## [Extracted records]

----------

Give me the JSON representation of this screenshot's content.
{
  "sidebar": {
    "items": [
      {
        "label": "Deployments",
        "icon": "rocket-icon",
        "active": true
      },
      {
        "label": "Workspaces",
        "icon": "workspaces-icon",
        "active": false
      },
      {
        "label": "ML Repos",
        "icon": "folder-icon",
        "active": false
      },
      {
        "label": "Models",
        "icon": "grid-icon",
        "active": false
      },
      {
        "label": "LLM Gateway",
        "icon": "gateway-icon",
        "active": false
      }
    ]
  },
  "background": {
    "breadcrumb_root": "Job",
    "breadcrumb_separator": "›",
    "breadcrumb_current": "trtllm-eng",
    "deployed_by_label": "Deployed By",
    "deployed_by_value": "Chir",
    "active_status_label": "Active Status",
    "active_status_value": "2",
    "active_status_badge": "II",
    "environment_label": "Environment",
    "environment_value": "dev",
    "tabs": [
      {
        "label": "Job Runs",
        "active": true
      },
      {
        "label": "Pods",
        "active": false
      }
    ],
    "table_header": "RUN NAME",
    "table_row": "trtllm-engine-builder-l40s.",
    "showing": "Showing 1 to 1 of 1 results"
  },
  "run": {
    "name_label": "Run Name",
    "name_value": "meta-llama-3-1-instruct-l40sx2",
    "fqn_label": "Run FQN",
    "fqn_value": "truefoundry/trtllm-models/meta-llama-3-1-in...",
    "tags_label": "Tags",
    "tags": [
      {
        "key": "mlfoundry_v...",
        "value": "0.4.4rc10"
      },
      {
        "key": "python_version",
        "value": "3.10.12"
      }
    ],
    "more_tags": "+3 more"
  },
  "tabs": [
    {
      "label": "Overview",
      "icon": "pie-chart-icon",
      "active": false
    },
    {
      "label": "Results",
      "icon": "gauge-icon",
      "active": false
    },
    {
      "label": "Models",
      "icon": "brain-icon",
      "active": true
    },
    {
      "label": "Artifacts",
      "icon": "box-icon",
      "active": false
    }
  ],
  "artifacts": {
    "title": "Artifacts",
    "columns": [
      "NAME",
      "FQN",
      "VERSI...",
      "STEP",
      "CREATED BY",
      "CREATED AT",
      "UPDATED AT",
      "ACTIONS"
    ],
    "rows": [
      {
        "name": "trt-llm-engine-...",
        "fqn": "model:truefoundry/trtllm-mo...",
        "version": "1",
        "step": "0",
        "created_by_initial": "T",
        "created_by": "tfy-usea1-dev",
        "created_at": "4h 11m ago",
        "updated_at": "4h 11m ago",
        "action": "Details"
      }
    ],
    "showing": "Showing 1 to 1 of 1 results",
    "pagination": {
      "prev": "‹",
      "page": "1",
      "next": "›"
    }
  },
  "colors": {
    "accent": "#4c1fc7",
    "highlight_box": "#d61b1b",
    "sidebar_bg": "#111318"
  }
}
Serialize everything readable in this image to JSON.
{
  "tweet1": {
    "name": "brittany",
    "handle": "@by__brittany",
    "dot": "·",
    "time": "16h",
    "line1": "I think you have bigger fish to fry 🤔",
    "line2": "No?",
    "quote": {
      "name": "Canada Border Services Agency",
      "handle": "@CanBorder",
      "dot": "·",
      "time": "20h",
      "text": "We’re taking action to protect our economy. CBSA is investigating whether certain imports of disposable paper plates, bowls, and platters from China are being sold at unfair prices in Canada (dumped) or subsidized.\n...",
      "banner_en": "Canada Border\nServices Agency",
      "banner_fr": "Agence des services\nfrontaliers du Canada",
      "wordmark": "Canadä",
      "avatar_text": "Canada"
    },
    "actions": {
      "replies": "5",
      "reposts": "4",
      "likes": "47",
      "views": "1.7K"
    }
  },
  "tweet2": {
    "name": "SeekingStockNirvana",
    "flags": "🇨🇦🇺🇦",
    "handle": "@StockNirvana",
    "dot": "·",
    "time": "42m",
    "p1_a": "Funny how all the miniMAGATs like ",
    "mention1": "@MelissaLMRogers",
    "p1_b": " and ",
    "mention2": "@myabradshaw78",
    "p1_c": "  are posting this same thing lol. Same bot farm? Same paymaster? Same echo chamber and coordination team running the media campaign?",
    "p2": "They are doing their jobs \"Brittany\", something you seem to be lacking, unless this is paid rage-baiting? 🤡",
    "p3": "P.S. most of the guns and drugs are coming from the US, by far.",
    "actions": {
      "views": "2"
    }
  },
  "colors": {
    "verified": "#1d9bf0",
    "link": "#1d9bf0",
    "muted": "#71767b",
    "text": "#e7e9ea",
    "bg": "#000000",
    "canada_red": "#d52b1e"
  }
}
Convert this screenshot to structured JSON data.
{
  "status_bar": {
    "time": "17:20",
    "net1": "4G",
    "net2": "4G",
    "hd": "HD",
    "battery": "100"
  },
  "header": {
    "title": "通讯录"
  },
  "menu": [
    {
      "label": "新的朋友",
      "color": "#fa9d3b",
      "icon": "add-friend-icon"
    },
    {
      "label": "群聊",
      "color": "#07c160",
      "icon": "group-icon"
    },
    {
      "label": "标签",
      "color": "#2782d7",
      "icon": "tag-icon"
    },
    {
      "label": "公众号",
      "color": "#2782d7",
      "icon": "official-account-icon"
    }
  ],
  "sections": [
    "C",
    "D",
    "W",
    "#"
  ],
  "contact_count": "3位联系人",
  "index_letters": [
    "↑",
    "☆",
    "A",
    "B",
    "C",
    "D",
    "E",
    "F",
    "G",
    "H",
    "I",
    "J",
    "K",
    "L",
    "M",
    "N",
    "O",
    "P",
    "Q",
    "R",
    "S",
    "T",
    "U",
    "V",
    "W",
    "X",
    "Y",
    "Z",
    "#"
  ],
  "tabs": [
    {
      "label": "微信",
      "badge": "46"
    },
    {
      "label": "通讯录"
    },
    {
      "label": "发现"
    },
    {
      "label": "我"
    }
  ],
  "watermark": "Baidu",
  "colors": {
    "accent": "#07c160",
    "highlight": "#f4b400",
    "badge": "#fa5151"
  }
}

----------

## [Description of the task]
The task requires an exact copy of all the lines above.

## [Response box]
Give me the JSON representation of this screenshot's content.
{
  "sidebar": {
    "items": [
      {
        "label": "Deployments",
        "icon": "rocket-icon",
        "active": true
      },
      {
        "label": "Workspaces",
        "icon": "workspaces-icon",
        "active": false
      },
      {
        "label": "ML Repos",
        "icon": "folder-icon",
        "active": false
      },
      {
        "label": "Models",
        "icon": "grid-icon",
        "active": false
      },
      {
        "label": "LLM Gateway",
        "icon": "gateway-icon",
        "active": false
      }
    ]
  },
  "background": {
    "breadcrumb_root": "Job",
    "breadcrumb_separator": "›",
    "breadcrumb_current": "trtllm-eng",
    "deployed_by_label": "Deployed By",
    "deployed_by_value": "Chir",
    "active_status_label": "Active Status",
    "active_status_value": "2",
    "active_status_badge": "II",
    "environment_label": "Environment",
    "environment_value": "dev",
    "tabs": [
      {
        "label": "Job Runs",
        "active": true
      },
      {
        "label": "Pods",
        "active": false
      }
    ],
    "table_header": "RUN NAME",
    "table_row": "trtllm-engine-builder-l40s.",
    "showing": "Showing 1 to 1 of 1 results"
  },
  "run": {
    "name_label": "Run Name",
    "name_value": "meta-llama-3-1-instruct-l40sx2",
    "fqn_label": "Run FQN",
    "fqn_value": "truefoundry/trtllm-models/meta-llama-3-1-in...",
    "tags_label": "Tags",
    "tags": [
      {
        "key": "mlfoundry_v...",
        "value": "0.4.4rc10"
      },
      {
        "key": "python_version",
        "value": "3.10.12"
      }
    ],
    "more_tags": "+3 more"
  },
  "tabs": [
    {
      "label": "Overview",
      "icon": "pie-chart-icon",
      "active": false
    },
    {
      "label": "Results",
      "icon": "gauge-icon",
      "active": false
    },
    {
      "label": "Models",
      "icon": "brain-icon",
      "active": true
    },
    {
      "label": "Artifacts",
      "icon": "box-icon",
      "active": false
    }
  ],
  "artifacts": {
    "title": "Artifacts",
    "columns": [
      "NAME",
      "FQN",
      "VERSI...",
      "STEP",
      "CREATED BY",
      "CREATED AT",
      "UPDATED AT",
      "ACTIONS"
    ],
    "rows": [
      {
        "name": "trt-llm-engine-...",
        "fqn": "model:truefoundry/trtllm-mo...",
        "version": "1",
        "step": "0",
        "created_by_initial": "T",
        "created_by": "tfy-usea1-dev",
        "created_at": "4h 11m ago",
        "updated_at": "4h 11m ago",
        "action": "Details"
      }
    ],
    "showing": "Showing 1 to 1 of 1 results",
    "pagination": {
      "prev": "‹",
      "page": "1",
      "next": "›"
    }
  },
  "colors": {
    "accent": "#4c1fc7",
    "highlight_box": "#d61b1b",
    "sidebar_bg": "#111318"
  }
}
Serialize everything readable in this image to JSON.
{
  "tweet1": {
    "name": "brittany",
    "handle": "@by__brittany",
    "dot": "·",
    "time": "16h",
    "line1": "I think you have bigger fish to fry 🤔",
    "line2": "No?",
    "quote": {
      "name": "Canada Border Services Agency",
      "handle": "@CanBorder",
      "dot": "·",
      "time": "20h",
      "text": "We’re taking action to protect our economy. CBSA is investigating whether certain imports of disposable paper plates, bowls, and platters from China are being sold at unfair prices in Canada (dumped) or subsidized.\n...",
      "banner_en": "Canada Border\nServices Agency",
      "banner_fr": "Agence des services\nfrontaliers du Canada",
      "wordmark": "Canadä",
      "avatar_text": "Canada"
    },
    "actions": {
      "replies": "5",
      "reposts": "4",
      "likes": "47",
      "views": "1.7K"
    }
  },
  "tweet2": {
    "name": "SeekingStockNirvana",
    "flags": "🇨🇦🇺🇦",
    "handle": "@StockNirvana",
    "dot": "·",
    "time": "42m",
    "p1_a": "Funny how all the miniMAGATs like ",
    "mention1": "@MelissaLMRogers",
    "p1_b": " and ",
    "mention2": "@myabradshaw78",
    "p1_c": "  are posting this same thing lol. Same bot farm? Same paymaster? Same echo chamber and coordination team running the media campaign?",
    "p2": "They are doing their jobs \"Brittany\", something you seem to be lacking, unless this is paid rage-baiting? 🤡",
    "p3": "P.S. most of the guns and drugs are coming from the US, by far.",
    "actions": {
      "views": "2"
    }
  },
  "colors": {
    "verified": "#1d9bf0",
    "link": "#1d9bf0",
    "muted": "#71767b",
    "text": "#e7e9ea",
    "bg": "#000000",
    "canada_red": "#d52b1e"
  }
}
Convert this screenshot to structured JSON data.
{
  "status_bar": {
    "time": "17:20",
    "net1": "4G",
    "net2": "4G",
    "hd": "HD",
    "battery": "100"
  },
  "header": {
    "title": "通讯录"
  },
  "menu": [
    {
      "label": "新的朋友",
      "color": "#fa9d3b",
      "icon": "add-friend-icon"
    },
    {
      "label": "群聊",
      "color": "#07c160",
      "icon": "group-icon"
    },
    {
      "label": "标签",
      "color": "#2782d7",
      "icon": "tag-icon"
    },
    {
      "label": "公众号",
      "color": "#2782d7",
      "icon": "official-account-icon"
    }
  ],
  "sections": [
    "C",
    "D",
    "W",
    "#"
  ],
  "contact_count": "3位联系人",
  "index_letters": [
    "↑",
    "☆",
    "A",
    "B",
    "C",
    "D",
    "E",
    "F",
    "G",
    "H",
    "I",
    "J",
    "K",
    "L",
    "M",
    "N",
    "O",
    "P",
    "Q",
    "R",
    "S",
    "T",
    "U",
    "V",
    "W",
    "X",
    "Y",
    "Z",
    "#"
  ],
  "tabs": [
    {
      "label": "微信",
      "badge": "46"
    },
    {
      "label": "通讯录"
    },
    {
      "label": "发现"
    },
    {
      "label": "我"
    }
  ],
  "watermark": "Baidu",
  "colors": {
    "accent": "#07c160",
    "highlight": "#f4b400",
    "badge": "#fa5151"
  }
}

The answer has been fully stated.